Extracted data section start

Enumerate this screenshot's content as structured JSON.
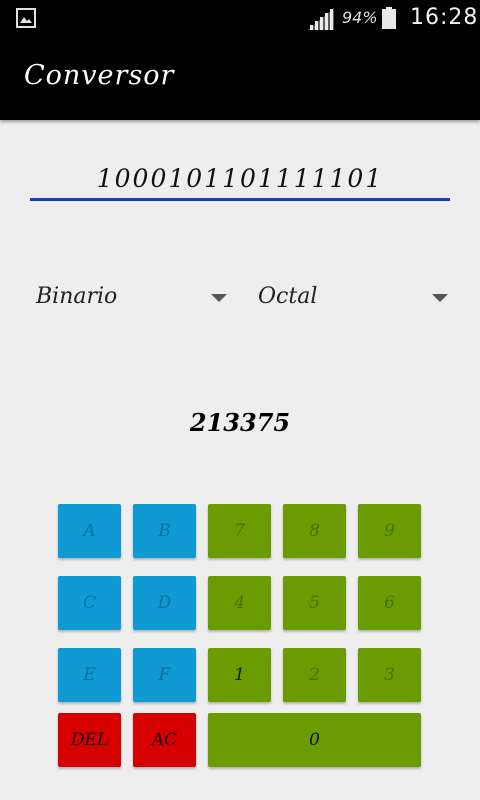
{
  "status_bar": {
    "battery_text": "94%",
    "time": "16:28",
    "icons": [
      "gallery-notification-icon",
      "signal-icon",
      "battery-icon"
    ]
  },
  "app_bar": {
    "title": "Conversor"
  },
  "input": {
    "value": "1000101101111101"
  },
  "from_spinner": {
    "selected": "Binario"
  },
  "to_spinner": {
    "selected": "Octal"
  },
  "result": {
    "value": "213375"
  },
  "keypad": {
    "keys": [
      {
        "label": "A",
        "color": "blue",
        "enabled": false
      },
      {
        "label": "B",
        "color": "blue",
        "enabled": false
      },
      {
        "label": "7",
        "color": "green",
        "enabled": false
      },
      {
        "label": "8",
        "color": "green",
        "enabled": false
      },
      {
        "label": "9",
        "color": "green",
        "enabled": false
      },
      {
        "label": "C",
        "color": "blue",
        "enabled": false
      },
      {
        "label": "D",
        "color": "blue",
        "enabled": false
      },
      {
        "label": "4",
        "color": "green",
        "enabled": false
      },
      {
        "label": "5",
        "color": "green",
        "enabled": false
      },
      {
        "label": "6",
        "color": "green",
        "enabled": false
      },
      {
        "label": "E",
        "color": "blue",
        "enabled": false
      },
      {
        "label": "F",
        "color": "blue",
        "enabled": false
      },
      {
        "label": "1",
        "color": "green",
        "enabled": true
      },
      {
        "label": "2",
        "color": "green",
        "enabled": false
      },
      {
        "label": "3",
        "color": "green",
        "enabled": false
      },
      {
        "label": "DEL",
        "color": "red",
        "enabled": true
      },
      {
        "label": "AC",
        "color": "red",
        "enabled": true
      },
      {
        "label": "0",
        "color": "green",
        "enabled": true
      }
    ]
  },
  "colors": {
    "blue_key": "#0f9ad3",
    "green_key": "#6a9c02",
    "red_key": "#d60000",
    "underline": "#1a3db0"
  }
}
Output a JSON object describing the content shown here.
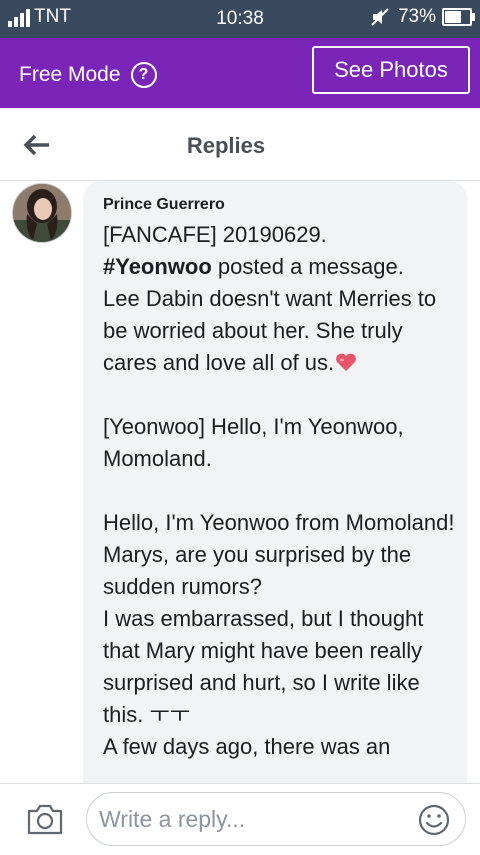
{
  "status_bar": {
    "carrier": "TNT",
    "time": "10:38",
    "battery": "73%",
    "battery_level": 0.73
  },
  "mode_bar": {
    "label": "Free Mode",
    "help_symbol": "?",
    "see_photos_label": "See Photos",
    "color": "#7b24b8"
  },
  "header": {
    "title": "Replies"
  },
  "comment": {
    "author": "Prince Guerrero",
    "lines": {
      "l1": "[FANCAFE] 20190629.",
      "hashtag": "#Yeonwoo",
      "l2_rest": " posted a message.",
      "l3": "Lee Dabin doesn't want Merries to be worried about her. She truly cares and love all of us.",
      "l4": "[Yeonwoo] Hello, I'm Yeonwoo, Momoland.",
      "l5": "Hello, I'm Yeonwoo from Momoland!",
      "l6": "Marys, are you surprised by the sudden rumors?",
      "l7": "I was embarrassed, but I thought that Mary might have been really surprised and hurt, so I write like this. ㅜㅜ",
      "l8": "A few days ago, there was an"
    }
  },
  "reply_bar": {
    "placeholder": "Write a reply..."
  },
  "icons": [
    "signal-icon",
    "mute-icon",
    "battery-icon",
    "help-icon",
    "back-arrow-icon",
    "heart-icon",
    "camera-icon",
    "emoji-icon"
  ]
}
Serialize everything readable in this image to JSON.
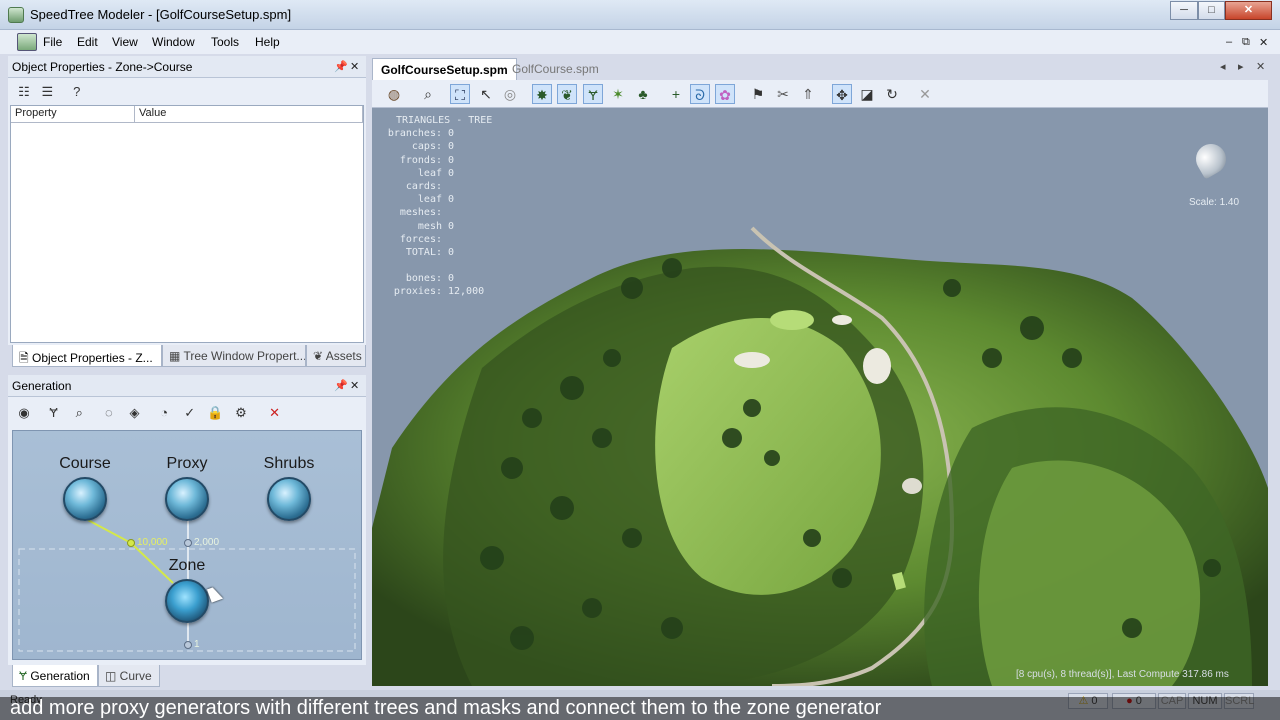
{
  "window": {
    "title": "SpeedTree Modeler - [GolfCourseSetup.spm]",
    "minimize": "─",
    "maximize": "□",
    "close": "✕"
  },
  "menu": {
    "items": [
      "File",
      "Edit",
      "View",
      "Window",
      "Tools",
      "Help"
    ],
    "mdi_min": "–",
    "mdi_restore": "⧉",
    "mdi_close": "✕"
  },
  "object_properties": {
    "title": "Object Properties - Zone->Course",
    "pin": "📌",
    "close": "✕",
    "columns": [
      "Property",
      "Value"
    ],
    "tabs": [
      "Object Properties - Z...",
      "Tree Window Propert...",
      "Assets"
    ]
  },
  "generation": {
    "title": "Generation",
    "pin": "📌",
    "close": "✕",
    "nodes": {
      "course": "Course",
      "proxy": "Proxy",
      "shrubs": "Shrubs",
      "zone": "Zone"
    },
    "ports": {
      "course_link": "10,000",
      "proxy_link": "2,000",
      "zone_out": "1"
    },
    "tabs": [
      "Generation",
      "Curve"
    ]
  },
  "viewport": {
    "tabs": [
      "GolfCourseSetup.spm",
      "GolfCourse.spm"
    ],
    "stats_title": "TRIANGLES - TREE",
    "stats": [
      {
        "k": "branches:",
        "v": "0"
      },
      {
        "k": "caps:",
        "v": "0"
      },
      {
        "k": "fronds:",
        "v": "0"
      },
      {
        "k": "leaf cards:",
        "v": "0"
      },
      {
        "k": "leaf meshes:",
        "v": "0"
      },
      {
        "k": "mesh forces:",
        "v": "0"
      },
      {
        "k": "TOTAL:",
        "v": "0"
      }
    ],
    "stats2": [
      {
        "k": "bones:",
        "v": "0"
      },
      {
        "k": "proxies:",
        "v": "12,000"
      }
    ],
    "scale": "Scale: 1.40",
    "compute": "[8 cpu(s), 8 thread(s)], Last Compute 317.86 ms"
  },
  "status": {
    "ready": "Ready",
    "warnings": "0",
    "errors": "0",
    "cap": "CAP",
    "num": "NUM",
    "scrl": "SCRL"
  },
  "caption": "add more proxy generators with different trees and masks and connect them to the zone generator",
  "colors": {
    "grass": "#6e9a3a",
    "forest": "#2d4a1c",
    "path": "#c9c3b2",
    "sky": "#8797ac"
  }
}
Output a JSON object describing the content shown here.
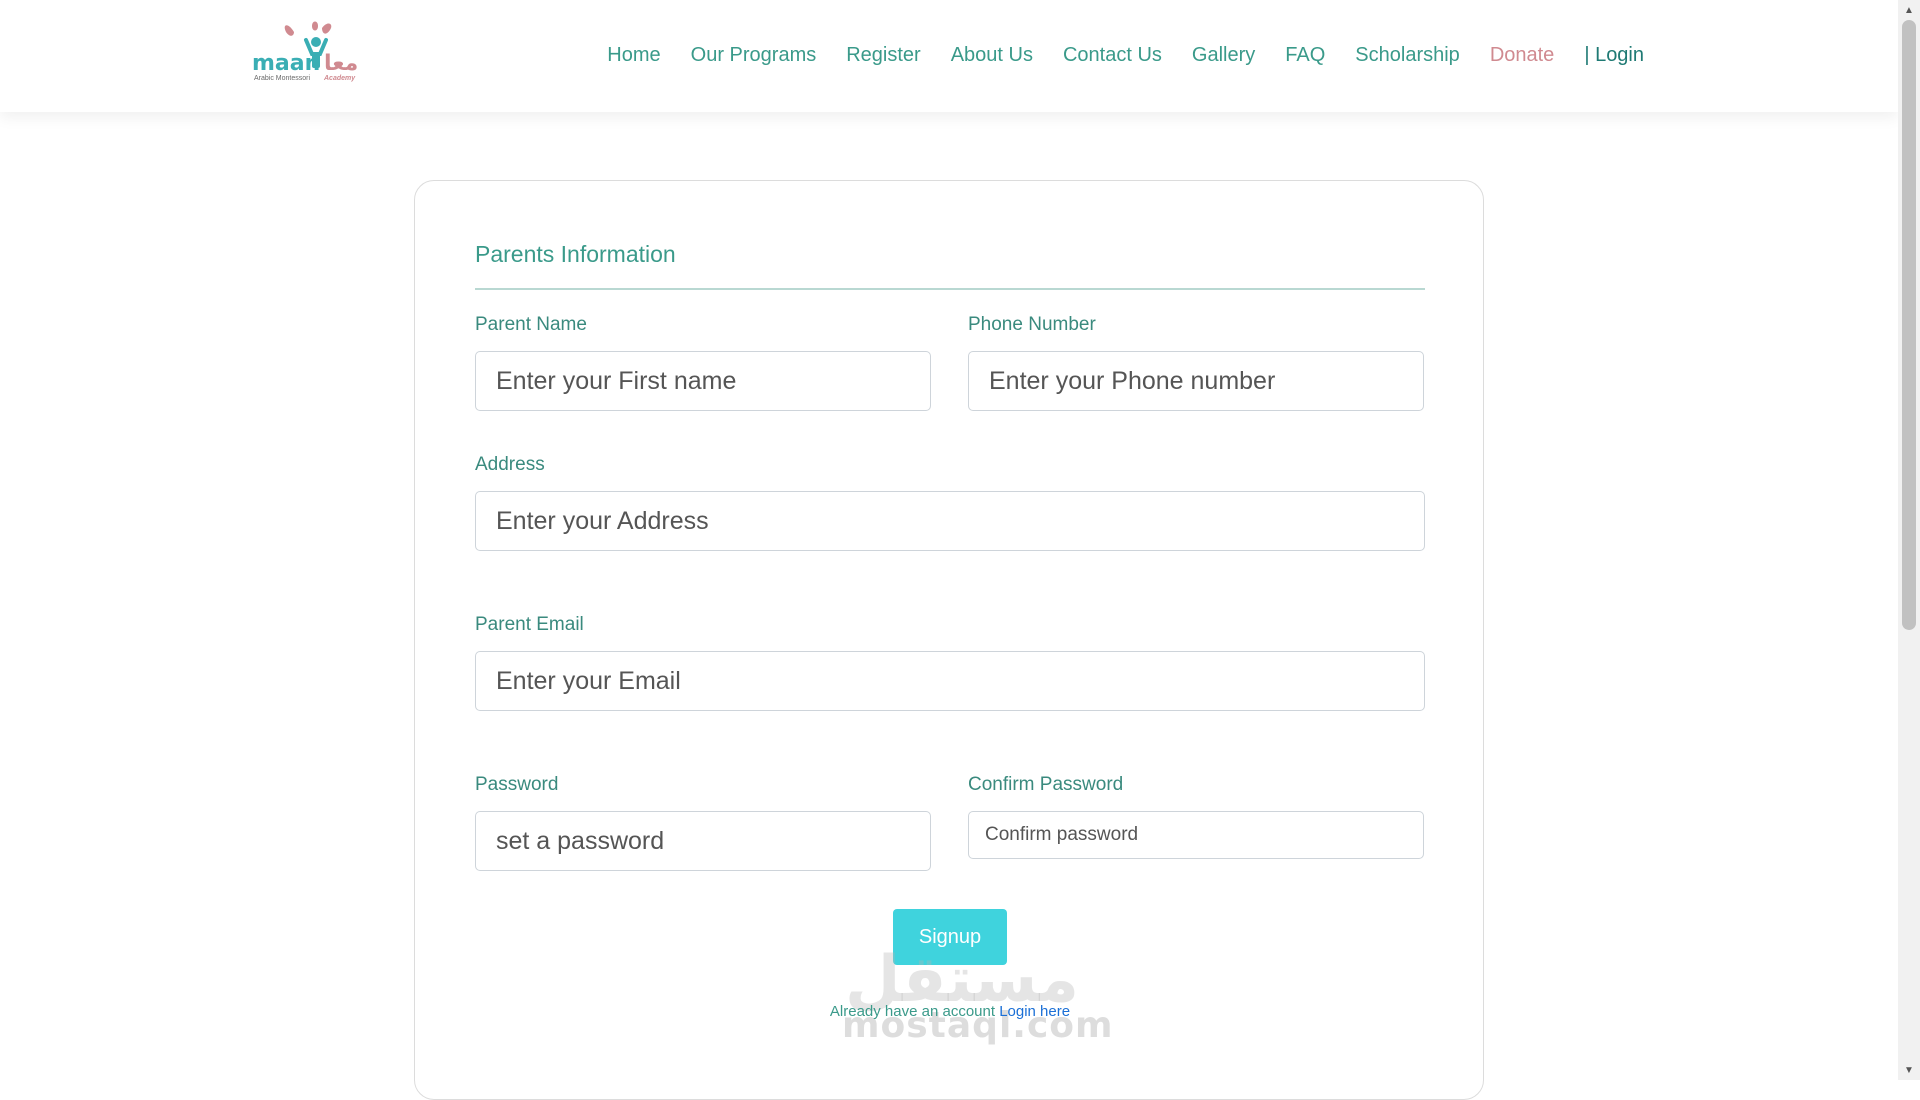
{
  "brand": {
    "logo_latin": "maan",
    "logo_arabic": "معا",
    "tagline_1": "Arabic Montessori",
    "tagline_2": "Academy"
  },
  "nav": {
    "items": [
      {
        "label": "Home"
      },
      {
        "label": "Our Programs"
      },
      {
        "label": "Register"
      },
      {
        "label": "About Us"
      },
      {
        "label": "Contact Us"
      },
      {
        "label": "Gallery"
      },
      {
        "label": "FAQ"
      },
      {
        "label": "Scholarship"
      }
    ],
    "donate": "Donate",
    "login": "| Login"
  },
  "form": {
    "section_title": "Parents Information",
    "parent_name": {
      "label": "Parent Name",
      "placeholder": "Enter your First name"
    },
    "phone": {
      "label": "Phone Number",
      "placeholder": "Enter your Phone number"
    },
    "address": {
      "label": "Address",
      "placeholder": "Enter your Address"
    },
    "email": {
      "label": "Parent Email",
      "placeholder": "Enter your Email"
    },
    "password": {
      "label": "Password",
      "placeholder": "set a password"
    },
    "confirm_password": {
      "label": "Confirm Password",
      "placeholder": "Confirm password"
    },
    "submit_label": "Signup",
    "already_text": "Already have an account ",
    "login_link": "Login here"
  },
  "watermark": {
    "arabic": "مستقل",
    "latin": "mostaql.com"
  },
  "colors": {
    "accent": "#3a9a8a",
    "donate": "#d08a90",
    "button": "#3fd3dd",
    "link": "#1a6fd6"
  }
}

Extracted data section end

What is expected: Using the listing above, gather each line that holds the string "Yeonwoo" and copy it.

Output for this exercise:
      "hashtag": "#Yeonwoo",
      "l4": "[Yeonwoo] Hello, I'm Yeonwoo, Momoland.",
      "l5": "Hello, I'm Yeonwoo from Momoland!",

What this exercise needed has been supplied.